=== Work request ===
All of the data below should be printed again word for word, pictures excluded.

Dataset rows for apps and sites

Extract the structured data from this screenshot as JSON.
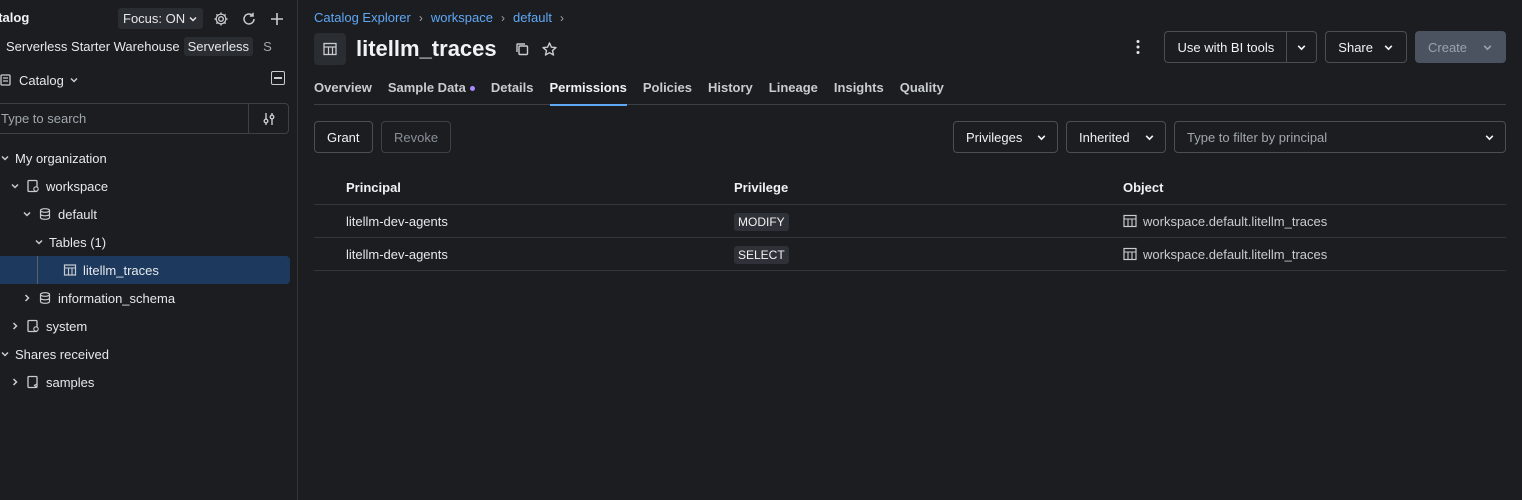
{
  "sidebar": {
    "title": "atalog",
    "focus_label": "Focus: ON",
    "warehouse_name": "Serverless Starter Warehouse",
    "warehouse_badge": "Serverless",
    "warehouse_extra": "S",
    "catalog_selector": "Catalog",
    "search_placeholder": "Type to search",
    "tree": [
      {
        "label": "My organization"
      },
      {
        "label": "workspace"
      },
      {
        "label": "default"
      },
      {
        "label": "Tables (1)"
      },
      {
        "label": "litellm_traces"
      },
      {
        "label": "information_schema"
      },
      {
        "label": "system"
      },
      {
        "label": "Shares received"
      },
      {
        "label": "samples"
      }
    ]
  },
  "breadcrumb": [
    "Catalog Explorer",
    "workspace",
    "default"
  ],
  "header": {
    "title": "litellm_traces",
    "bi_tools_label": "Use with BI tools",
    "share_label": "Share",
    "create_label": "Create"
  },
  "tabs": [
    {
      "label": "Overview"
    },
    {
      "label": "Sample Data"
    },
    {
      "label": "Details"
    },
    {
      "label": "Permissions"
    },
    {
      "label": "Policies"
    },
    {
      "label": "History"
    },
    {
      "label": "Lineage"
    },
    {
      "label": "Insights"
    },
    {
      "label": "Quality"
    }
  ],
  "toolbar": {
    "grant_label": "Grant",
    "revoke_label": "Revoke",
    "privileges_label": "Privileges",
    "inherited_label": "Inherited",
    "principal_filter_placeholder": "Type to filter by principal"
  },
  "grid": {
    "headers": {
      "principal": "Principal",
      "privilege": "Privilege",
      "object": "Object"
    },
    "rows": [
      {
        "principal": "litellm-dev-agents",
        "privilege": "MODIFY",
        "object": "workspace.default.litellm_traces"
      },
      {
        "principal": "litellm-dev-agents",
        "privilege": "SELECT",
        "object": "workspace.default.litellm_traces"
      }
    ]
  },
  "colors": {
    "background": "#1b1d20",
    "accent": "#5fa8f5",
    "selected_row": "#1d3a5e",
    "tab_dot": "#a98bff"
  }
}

=== Result ===
Extract the structured data from this screenshot as JSON.
{
  "sidebar": {
    "title": "atalog",
    "focus_label": "Focus: ON",
    "warehouse_name": "Serverless Starter Warehouse",
    "warehouse_badge": "Serverless",
    "warehouse_extra": "S",
    "catalog_selector": "Catalog",
    "search_placeholder": "Type to search",
    "tree": [
      {
        "label": "My organization"
      },
      {
        "label": "workspace"
      },
      {
        "label": "default"
      },
      {
        "label": "Tables (1)"
      },
      {
        "label": "litellm_traces"
      },
      {
        "label": "information_schema"
      },
      {
        "label": "system"
      },
      {
        "label": "Shares received"
      },
      {
        "label": "samples"
      }
    ]
  },
  "breadcrumb": [
    "Catalog Explorer",
    "workspace",
    "default"
  ],
  "header": {
    "title": "litellm_traces",
    "bi_tools_label": "Use with BI tools",
    "share_label": "Share",
    "create_label": "Create"
  },
  "tabs": [
    {
      "label": "Overview"
    },
    {
      "label": "Sample Data"
    },
    {
      "label": "Details"
    },
    {
      "label": "Permissions"
    },
    {
      "label": "Policies"
    },
    {
      "label": "History"
    },
    {
      "label": "Lineage"
    },
    {
      "label": "Insights"
    },
    {
      "label": "Quality"
    }
  ],
  "toolbar": {
    "grant_label": "Grant",
    "revoke_label": "Revoke",
    "privileges_label": "Privileges",
    "inherited_label": "Inherited",
    "principal_filter_placeholder": "Type to filter by principal"
  },
  "grid": {
    "headers": {
      "principal": "Principal",
      "privilege": "Privilege",
      "object": "Object"
    },
    "rows": [
      {
        "principal": "litellm-dev-agents",
        "privilege": "MODIFY",
        "object": "workspace.default.litellm_traces"
      },
      {
        "principal": "litellm-dev-agents",
        "privilege": "SELECT",
        "object": "workspace.default.litellm_traces"
      }
    ]
  },
  "colors": {
    "background": "#1b1d20",
    "accent": "#5fa8f5",
    "selected_row": "#1d3a5e",
    "tab_dot": "#a98bff"
  }
}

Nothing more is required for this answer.